--- Assignment ---
Copy out, from the entries below, each line holding the string "Timeline".

(Dataset excerpts)
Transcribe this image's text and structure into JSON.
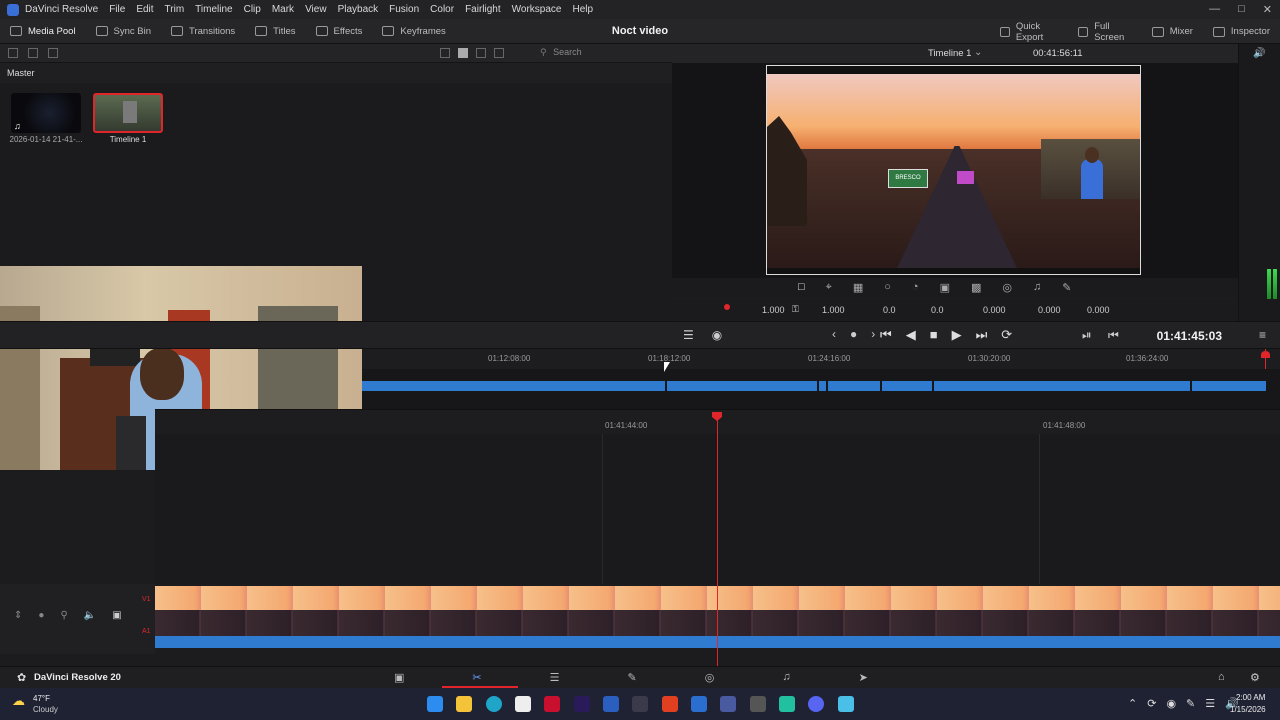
{
  "app": {
    "name": "DaVinci Resolve",
    "menu": [
      "File",
      "Edit",
      "Trim",
      "Timeline",
      "Clip",
      "Mark",
      "View",
      "Playback",
      "Fusion",
      "Color",
      "Fairlight",
      "Workspace",
      "Help"
    ]
  },
  "toolbar": {
    "left": [
      {
        "label": "Media Pool",
        "active": true
      },
      {
        "label": "Sync Bin",
        "active": false
      },
      {
        "label": "Transitions",
        "active": false
      },
      {
        "label": "Titles",
        "active": false
      },
      {
        "label": "Effects",
        "active": false
      },
      {
        "label": "Keyframes",
        "active": false
      }
    ],
    "project_title": "Noct video",
    "right": [
      {
        "label": "Quick Export"
      },
      {
        "label": "Full Screen"
      },
      {
        "label": "Mixer"
      },
      {
        "label": "Inspector"
      }
    ]
  },
  "media_pool": {
    "search_placeholder": "Search",
    "bin": "Master",
    "clips": [
      {
        "label": "2026-01-14 21-41-..."
      },
      {
        "label": "Timeline 1"
      }
    ]
  },
  "viewer": {
    "timeline_name": "Timeline 1",
    "timecode": "00:41:56:11",
    "sign_text": "BRESCO"
  },
  "inspector_values": {
    "zoom_x": "1.000",
    "zoom_y": "1.000",
    "pos_x": "0.0",
    "pos_y": "0.0",
    "rotation": "0.000",
    "anchor_x": "0.000",
    "anchor_y": "0.000"
  },
  "transport": {
    "timecode": "01:41:45:03"
  },
  "upper_ruler": [
    "01:12:08:00",
    "01:18:12:00",
    "01:24:16:00",
    "01:30:20:00",
    "01:36:24:00"
  ],
  "lower_ruler": [
    "01:41:44:00",
    "01:41:48:00"
  ],
  "tracks": {
    "video": "V1",
    "audio": "A1"
  },
  "bottom": {
    "version_label": "DaVinci Resolve 20"
  },
  "taskbar": {
    "weather_temp": "47°F",
    "weather_desc": "Cloudy",
    "time": "2:00 AM",
    "date": "1/15/2026"
  },
  "colors": {
    "accent_red": "#e0262a",
    "clip_blue": "#2f7bd0",
    "panel_bg": "#1c1c1e"
  }
}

--- Your solution ---
      "Timeline",
        "label": "Timeline 1"
    "timeline_name": "Timeline 1",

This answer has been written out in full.